Work to complete
Where an entry below contains an image, skip the image and reproduce the rest exactly.

Records to process
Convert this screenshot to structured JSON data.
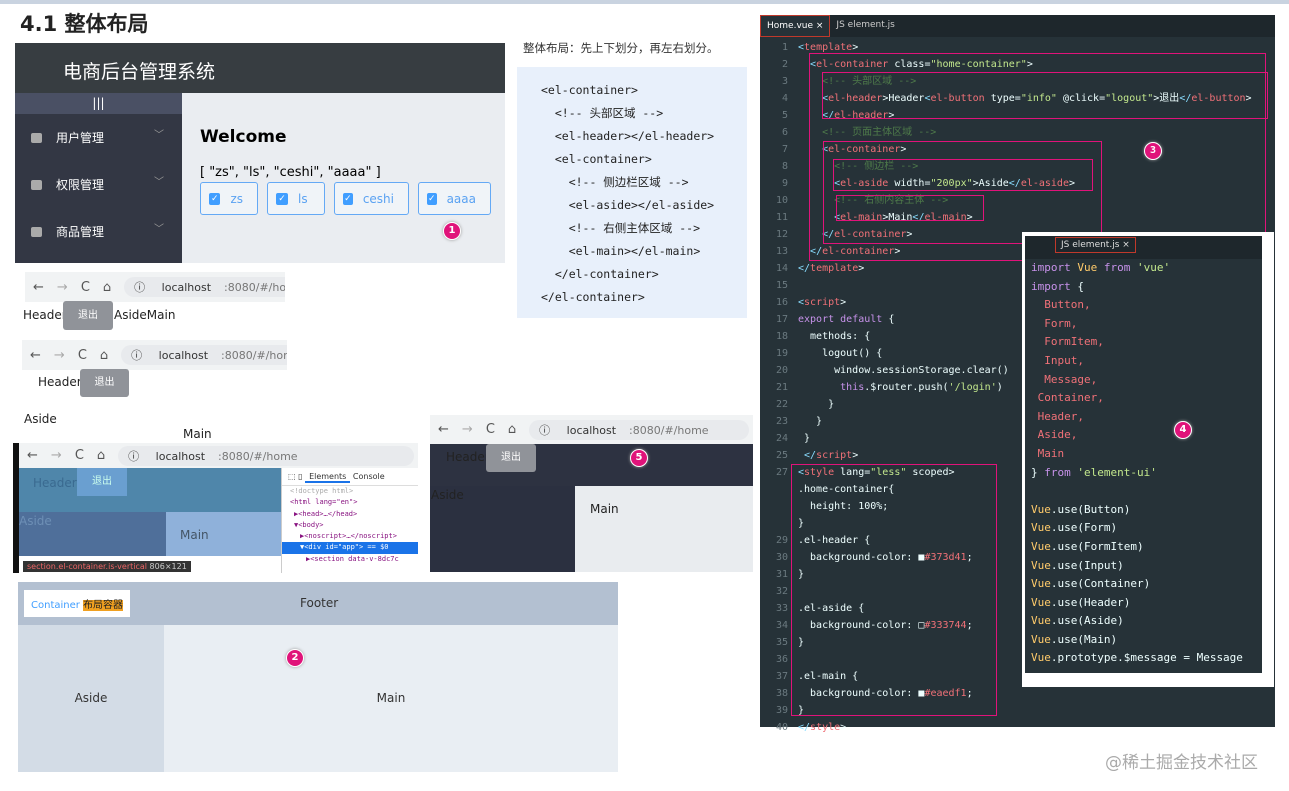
{
  "title": "4.1 整体布局",
  "panel1": {
    "app_title": "电商后台管理系统",
    "toggle": "|||",
    "menu": [
      "用户管理",
      "权限管理",
      "商品管理"
    ],
    "welcome": "Welcome",
    "array_text": "[ \"zs\", \"ls\", \"ceshi\", \"aaaa\" ]",
    "checkboxes": [
      "zs",
      "ls",
      "ceshi",
      "aaaa"
    ],
    "badge": "1"
  },
  "browser": {
    "back": "←",
    "forward": "→",
    "reload": "C",
    "home": "⌂",
    "info": "ⓘ",
    "host": "localhost",
    "path": ":8080/#/home"
  },
  "shotA": {
    "header": "Header",
    "logout": "退出",
    "rest": "AsideMain"
  },
  "shotB": {
    "header": "Header",
    "logout": "退出",
    "aside": "Aside",
    "main": "Main"
  },
  "shotC": {
    "header": "Header",
    "logout": "退出",
    "aside": "Aside",
    "main": "Main",
    "devtools_tabs": [
      "Elements",
      "Console"
    ],
    "dom": [
      "<!doctype html>",
      "<html lang=\"en\">",
      "▶<head>…</head>",
      "▼<body>",
      "▶<noscript>…</noscript>",
      "▼<div id=\"app\"> == $0",
      "▶<section data-v-8dc7c"
    ],
    "tooltip": "section.el-container.is-vertical",
    "tooltip_size": "806×121"
  },
  "shotD": {
    "header": "Header",
    "logout": "退出",
    "aside": "Aside",
    "main": "Main",
    "badge": "5"
  },
  "panel2": {
    "logo_a": "Container",
    "logo_b": "布局容器",
    "footer": "Footer",
    "aside": "Aside",
    "main": "Main",
    "badge": "2"
  },
  "desc": {
    "text": "整体布局：先上下划分，再左右划分。",
    "code": [
      "<el-container>",
      "  <!-- 头部区域 -->",
      "  <el-header></el-header>",
      "  <el-container>",
      "    <!-- 侧边栏区域 -->",
      "    <el-aside></el-aside>",
      "    <!-- 右侧主体区域 -->",
      "    <el-main></el-main>",
      "  </el-container>",
      "</el-container>"
    ]
  },
  "editor": {
    "tabs": [
      "Home.vue ×",
      "JS element.js"
    ],
    "badge": "3",
    "lines": [
      [
        "1",
        "<template>"
      ],
      [
        "2",
        "  <el-container class=\"home-container\">"
      ],
      [
        "3",
        "    <!-- 头部区域 -->"
      ],
      [
        "4",
        "    <el-header>Header<el-button type=\"info\" @click=\"logout\">退出</el-button>"
      ],
      [
        "5",
        "    </el-header>"
      ],
      [
        "6",
        "    <!-- 页面主体区域 -->"
      ],
      [
        "7",
        "    <el-container>"
      ],
      [
        "8",
        "      <!-- 侧边栏 -->"
      ],
      [
        "9",
        "      <el-aside width=\"200px\">Aside</el-aside>"
      ],
      [
        "10",
        "      <!-- 右侧内容主体 -->"
      ],
      [
        "11",
        "      <el-main>Main</el-main>"
      ],
      [
        "12",
        "    </el-container>"
      ],
      [
        "13",
        "  </el-container>"
      ],
      [
        "14",
        "</template>"
      ],
      [
        "15",
        ""
      ],
      [
        "16",
        "<script>"
      ],
      [
        "17",
        "export default {"
      ],
      [
        "18",
        "  methods: {"
      ],
      [
        "19",
        "    logout() {"
      ],
      [
        "20",
        "      window.sessionStorage.clear()"
      ],
      [
        "21",
        "       this.$router.push('/login')"
      ],
      [
        "22",
        "     }"
      ],
      [
        "23",
        "   }"
      ],
      [
        "24",
        " }"
      ],
      [
        "25",
        " </script>"
      ],
      [
        "27",
        "<style lang=\"less\" scoped>"
      ],
      [
        "",
        ".home-container{"
      ],
      [
        "",
        "  height: 100%;"
      ],
      [
        "",
        "}"
      ],
      [
        "29",
        ".el-header {"
      ],
      [
        "30",
        "  background-color: ■#373d41;"
      ],
      [
        "31",
        "}"
      ],
      [
        "32",
        ""
      ],
      [
        "33",
        ".el-aside {"
      ],
      [
        "34",
        "  background-color: □#333744;"
      ],
      [
        "35",
        "}"
      ],
      [
        "36",
        ""
      ],
      [
        "37",
        ".el-main {"
      ],
      [
        "38",
        "  background-color: ■#eaedf1;"
      ],
      [
        "39",
        "}"
      ],
      [
        "40",
        "</style>"
      ]
    ]
  },
  "elementjs": {
    "tab": "JS element.js ×",
    "badge": "4",
    "lines": [
      "import Vue from 'vue'",
      "import {",
      "  Button,",
      "  Form,",
      "  FormItem,",
      "  Input,",
      "  Message,",
      " Container,",
      " Header,",
      " Aside,",
      " Main",
      "} from 'element-ui'",
      "",
      "Vue.use(Button)",
      "Vue.use(Form)",
      "Vue.use(FormItem)",
      "Vue.use(Input)",
      "Vue.use(Container)",
      "Vue.use(Header)",
      "Vue.use(Aside)",
      "Vue.use(Main)",
      "Vue.prototype.$message = Message"
    ]
  },
  "watermark": "@稀土掘金技术社区"
}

Solution below
Convert this screenshot to structured JSON data.
{
  "title": "4.1 整体布局",
  "panel1": {
    "app_title": "电商后台管理系统",
    "toggle": "|||",
    "menu": [
      "用户管理",
      "权限管理",
      "商品管理"
    ],
    "welcome": "Welcome",
    "array_text": "[ \"zs\", \"ls\", \"ceshi\", \"aaaa\" ]",
    "checkboxes": [
      "zs",
      "ls",
      "ceshi",
      "aaaa"
    ],
    "badge": "1"
  },
  "browser": {
    "back": "←",
    "forward": "→",
    "reload": "C",
    "home": "⌂",
    "info": "ⓘ",
    "host": "localhost",
    "path": ":8080/#/home"
  },
  "shotA": {
    "header": "Header",
    "logout": "退出",
    "rest": "AsideMain"
  },
  "shotB": {
    "header": "Header",
    "logout": "退出",
    "aside": "Aside",
    "main": "Main"
  },
  "shotC": {
    "header": "Header",
    "logout": "退出",
    "aside": "Aside",
    "main": "Main",
    "devtools_tabs": [
      "Elements",
      "Console"
    ],
    "dom": [
      "<!doctype html>",
      "<html lang=\"en\">",
      "▶<head>…</head>",
      "▼<body>",
      "▶<noscript>…</noscript>",
      "▼<div id=\"app\"> == $0",
      "▶<section data-v-8dc7c"
    ],
    "tooltip": "section.el-container.is-vertical",
    "tooltip_size": "806×121"
  },
  "shotD": {
    "header": "Header",
    "logout": "退出",
    "aside": "Aside",
    "main": "Main",
    "badge": "5"
  },
  "panel2": {
    "logo_a": "Container",
    "logo_b": "布局容器",
    "footer": "Footer",
    "aside": "Aside",
    "main": "Main",
    "badge": "2"
  },
  "desc": {
    "text": "整体布局：先上下划分，再左右划分。",
    "code": [
      "<el-container>",
      "  <!-- 头部区域 -->",
      "  <el-header></el-header>",
      "  <el-container>",
      "    <!-- 侧边栏区域 -->",
      "    <el-aside></el-aside>",
      "    <!-- 右侧主体区域 -->",
      "    <el-main></el-main>",
      "  </el-container>",
      "</el-container>"
    ]
  },
  "editor": {
    "tabs": [
      "Home.vue ×",
      "JS element.js"
    ],
    "badge": "3",
    "lines": [
      [
        "1",
        "<template>"
      ],
      [
        "2",
        "  <el-container class=\"home-container\">"
      ],
      [
        "3",
        "    <!-- 头部区域 -->"
      ],
      [
        "4",
        "    <el-header>Header<el-button type=\"info\" @click=\"logout\">退出</el-button>"
      ],
      [
        "5",
        "    </el-header>"
      ],
      [
        "6",
        "    <!-- 页面主体区域 -->"
      ],
      [
        "7",
        "    <el-container>"
      ],
      [
        "8",
        "      <!-- 侧边栏 -->"
      ],
      [
        "9",
        "      <el-aside width=\"200px\">Aside</el-aside>"
      ],
      [
        "10",
        "      <!-- 右侧内容主体 -->"
      ],
      [
        "11",
        "      <el-main>Main</el-main>"
      ],
      [
        "12",
        "    </el-container>"
      ],
      [
        "13",
        "  </el-container>"
      ],
      [
        "14",
        "</template>"
      ],
      [
        "15",
        ""
      ],
      [
        "16",
        "<script>"
      ],
      [
        "17",
        "export default {"
      ],
      [
        "18",
        "  methods: {"
      ],
      [
        "19",
        "    logout() {"
      ],
      [
        "20",
        "      window.sessionStorage.clear()"
      ],
      [
        "21",
        "       this.$router.push('/login')"
      ],
      [
        "22",
        "     }"
      ],
      [
        "23",
        "   }"
      ],
      [
        "24",
        " }"
      ],
      [
        "25",
        " </script>"
      ],
      [
        "27",
        "<style lang=\"less\" scoped>"
      ],
      [
        "",
        ".home-container{"
      ],
      [
        "",
        "  height: 100%;"
      ],
      [
        "",
        "}"
      ],
      [
        "29",
        ".el-header {"
      ],
      [
        "30",
        "  background-color: ■#373d41;"
      ],
      [
        "31",
        "}"
      ],
      [
        "32",
        ""
      ],
      [
        "33",
        ".el-aside {"
      ],
      [
        "34",
        "  background-color: □#333744;"
      ],
      [
        "35",
        "}"
      ],
      [
        "36",
        ""
      ],
      [
        "37",
        ".el-main {"
      ],
      [
        "38",
        "  background-color: ■#eaedf1;"
      ],
      [
        "39",
        "}"
      ],
      [
        "40",
        "</style>"
      ]
    ]
  },
  "elementjs": {
    "tab": "JS element.js ×",
    "badge": "4",
    "lines": [
      "import Vue from 'vue'",
      "import {",
      "  Button,",
      "  Form,",
      "  FormItem,",
      "  Input,",
      "  Message,",
      " Container,",
      " Header,",
      " Aside,",
      " Main",
      "} from 'element-ui'",
      "",
      "Vue.use(Button)",
      "Vue.use(Form)",
      "Vue.use(FormItem)",
      "Vue.use(Input)",
      "Vue.use(Container)",
      "Vue.use(Header)",
      "Vue.use(Aside)",
      "Vue.use(Main)",
      "Vue.prototype.$message = Message"
    ]
  },
  "watermark": "@稀土掘金技术社区"
}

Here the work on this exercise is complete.